Intersex people are not abnormal. What is abnormal is society’s view of sex as a simple and binary characteristic of our bodies.
Intersex is not…
an abnormality or a disorder. Intersex is a naturally occurring variation found in many different species. Aside from humans, intersex traits have been reported in dogs, cats, butterflies, and more.
a medical emergency. Intersex traits rarely pose a health threat, so they shouldn’t be treated as problems that need immediate medical attention. When doctors present something as a medical emergency, they are establishing the need for an immediate response, or in the case of intersex, decisions about irreversible and medically unnecessary “normalization” surgeries.
invisible or rare. Many people wrongly assume that intersex is so uncommon that they might never encounter an intersex person in their day-to-day life. This couldn’t be further from the truth. Intersex people exist around the world in all sorts of careers and familial relationships. There is also a vibrant global community of intersex people who collectively and publicly campaign for intersex human rights through the government, in the courtroom, in the media, and more.
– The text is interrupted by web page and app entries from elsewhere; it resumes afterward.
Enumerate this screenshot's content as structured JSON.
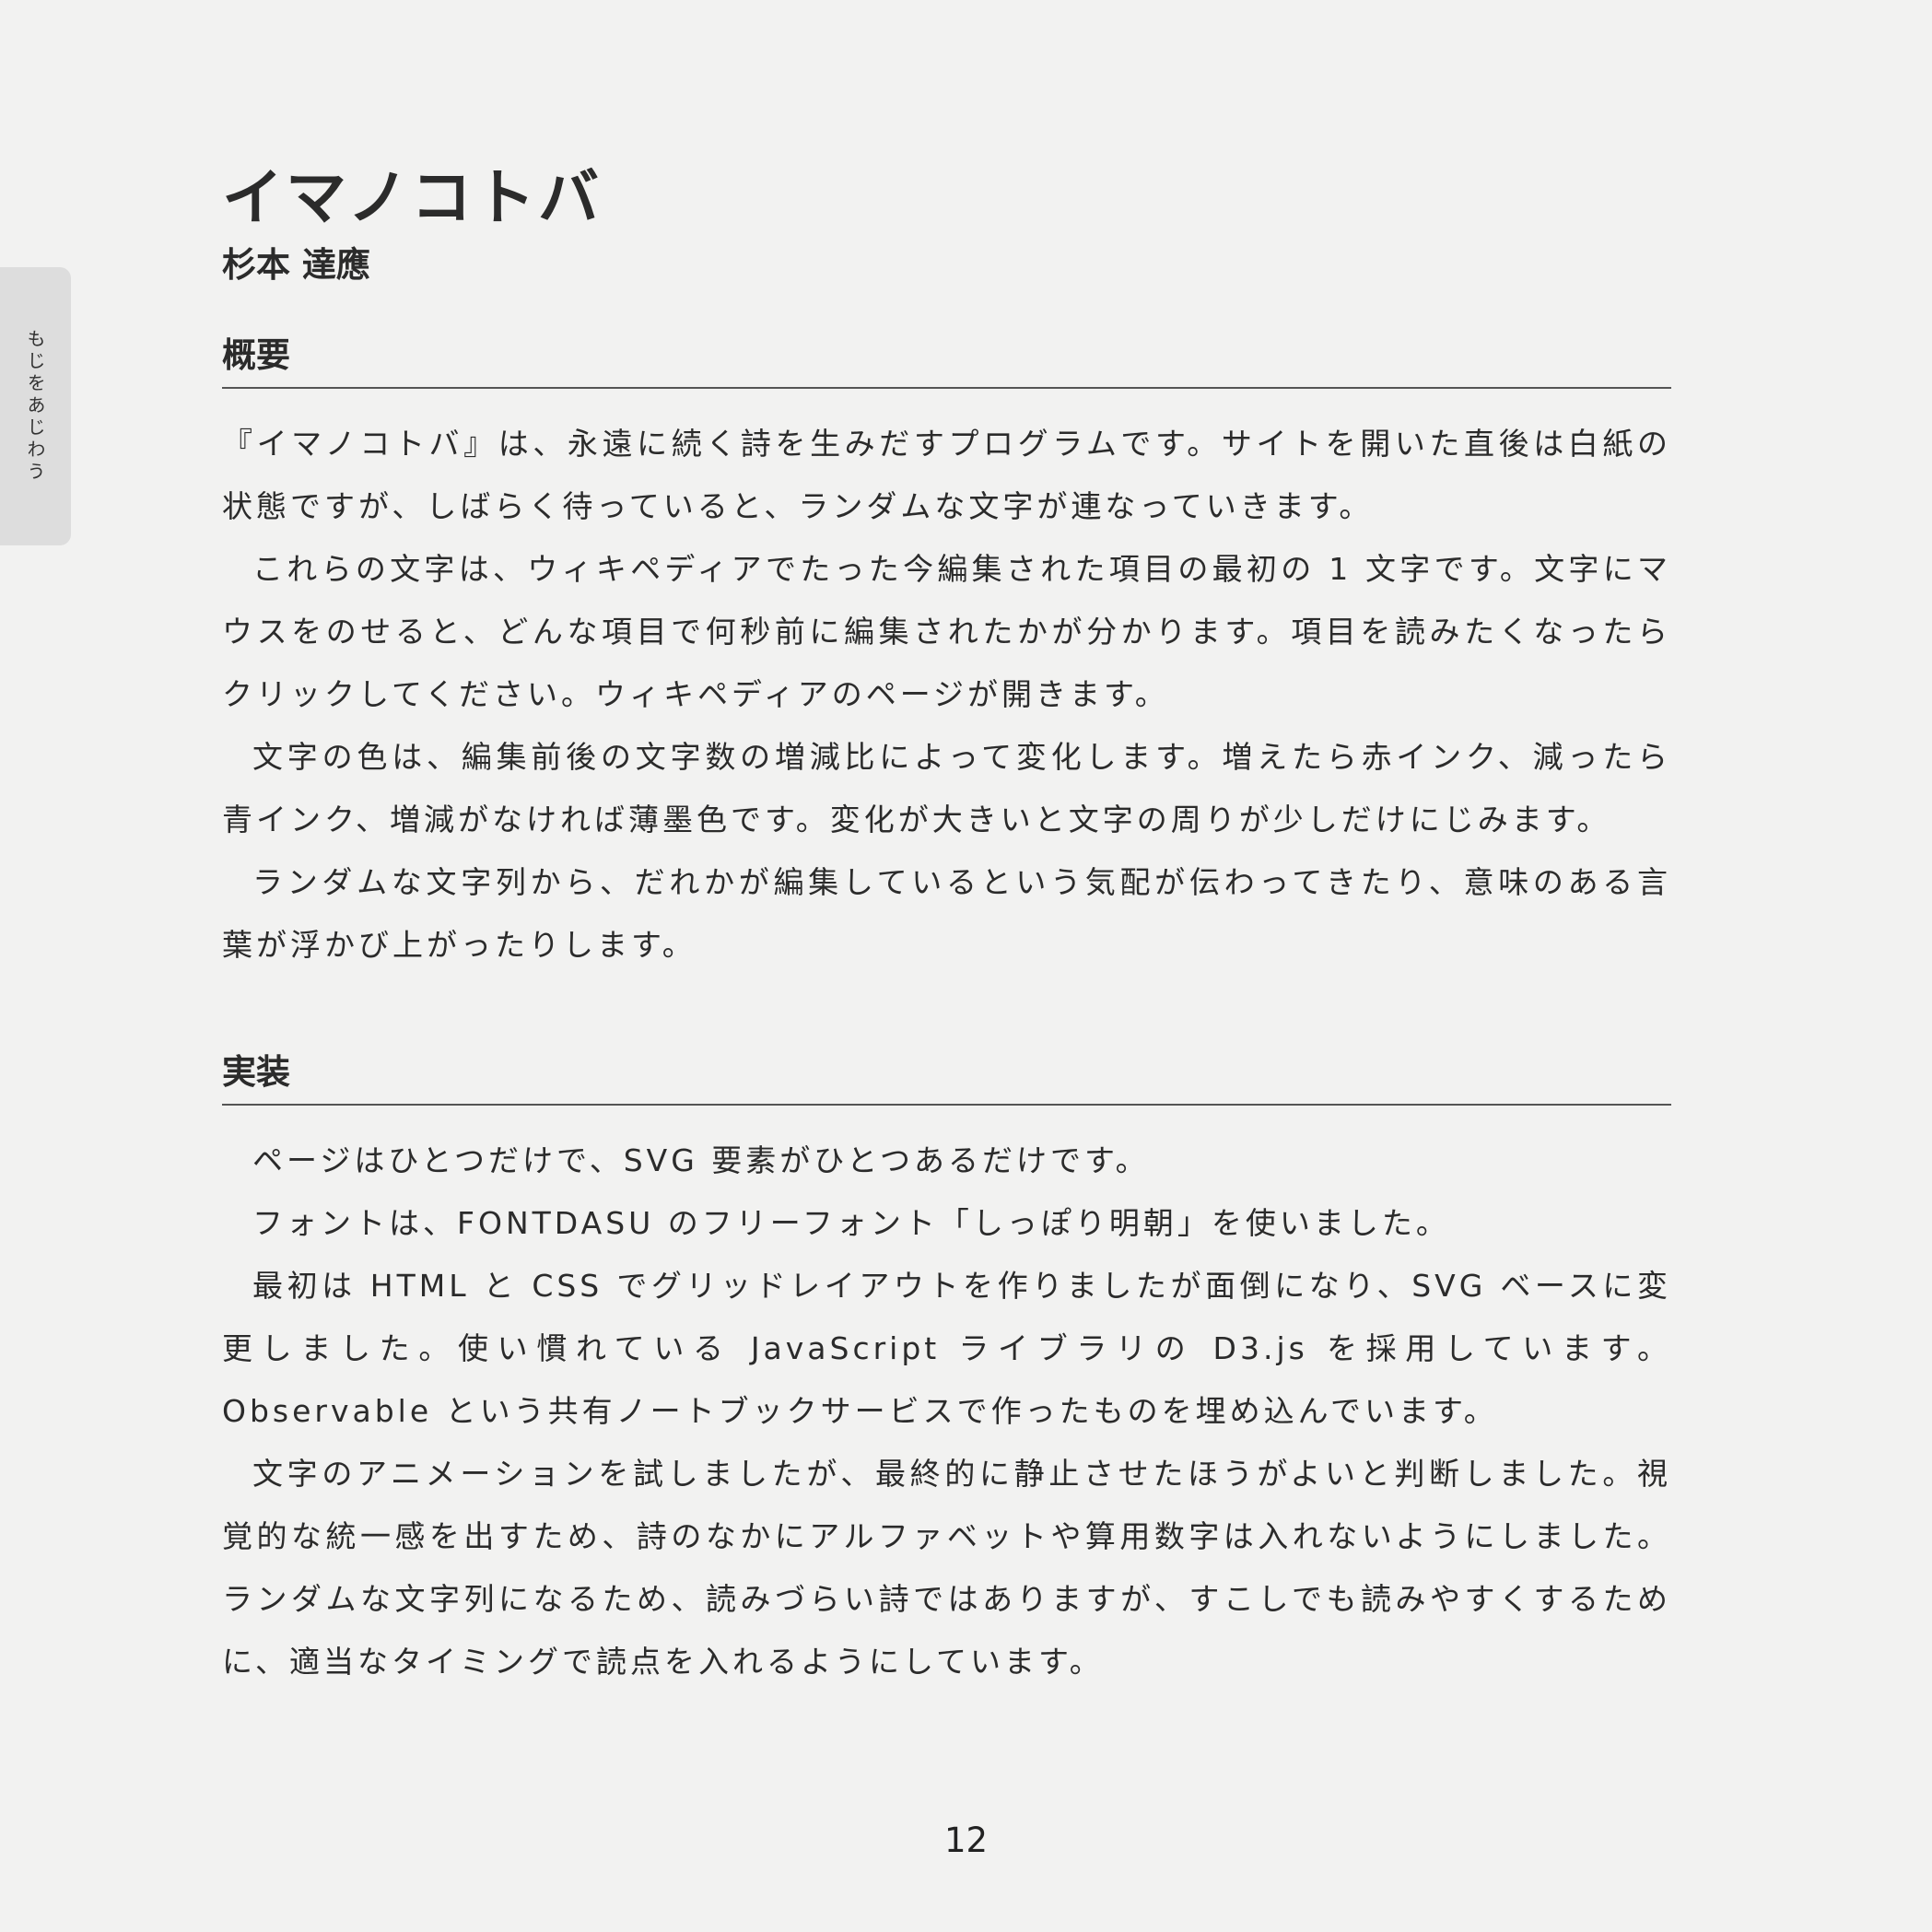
{
  "side_tab": {
    "label": "もじをあじわう"
  },
  "title": "イマノコトバ",
  "author": "杉本 達應",
  "sections": [
    {
      "heading": "概要",
      "paragraphs": [
        "『イマノコトバ』は、永遠に続く詩を生みだすプログラムです。サイトを開いた直後は白紙の状態ですが、しばらく待っていると、ランダムな文字が連なっていきます。",
        "これらの文字は、ウィキペディアでたった今編集された項目の最初の 1 文字です。文字にマウスをのせると、どんな項目で何秒前に編集されたかが分かります。項目を読みたくなったらクリックしてください。ウィキペディアのページが開きます。",
        "文字の色は、編集前後の文字数の増減比によって変化します。増えたら赤インク、減ったら青インク、増減がなければ薄墨色です。変化が大きいと文字の周りが少しだけにじみます。",
        "ランダムな文字列から、だれかが編集しているという気配が伝わってきたり、意味のある言葉が浮かび上がったりします。"
      ]
    },
    {
      "heading": "実装",
      "paragraphs": [
        "ページはひとつだけで、SVG 要素がひとつあるだけです。",
        "フォントは、FONTDASU のフリーフォント「しっぽり明朝」を使いました。",
        "最初は HTML と CSS でグリッドレイアウトを作りましたが面倒になり、SVG ベースに変更しました。使い慣れている JavaScript ライブラリの D3.js を採用しています。Observable という共有ノートブックサービスで作ったものを埋め込んでいます。",
        "文字のアニメーションを試しましたが、最終的に静止させたほうがよいと判断しました。視覚的な統一感を出すため、詩のなかにアルファベットや算用数字は入れないようにしました。ランダムな文字列になるため、読みづらい詩ではありますが、すこしでも読みやすくするために、適当なタイミングで読点を入れるようにしています。"
      ]
    }
  ],
  "page_number": "12"
}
the same as transgender. While there certainly are some similarities between intersex and trans—specifically around society’s lack of acceptance of intersex and trans lives, which is fueled by narrow understandings of sex, gender, and sexuality—the two experiences are different. For example, intersex people are often subjected to surgeries as minor children without their consent, whereas trans people who desire similar surgeries often encounter numerous difficulties gaining access to such medical services. Of course, intersex and trans are not mutually exclusive categories—some intersex people are also trans.
Many intersex people, myself included, feel empowered and liberated when they connect with other intersex people and learn they aren’t alone as they navigate intersex life. It’s difficult being intersex in a world that more often than not wrongly assumes sex is a simple and binary characteristic of the body.
For more information about intersex or to get connected with the intersex community, check out Organisation Intersex International, InterACT: Advocates for Intersex Youth, or the AIS-DSD Support Group.
Georgiann Davis is assistant professor of sociology at the University of Nevada, Las Vegas. She has written numerous articles on intersex in various venues ranging from Ms. Magazine to the American Journal of Bioethics. In her book, Contesting Intersex: The Dubious Diagnosis (2015, NYU Press), Davis explores how intersex is defined, experienced, and contested in contemporary U.S. society. You can read more about her work at www.georgianndavis.com. Follow her on twitter @georgiann_davis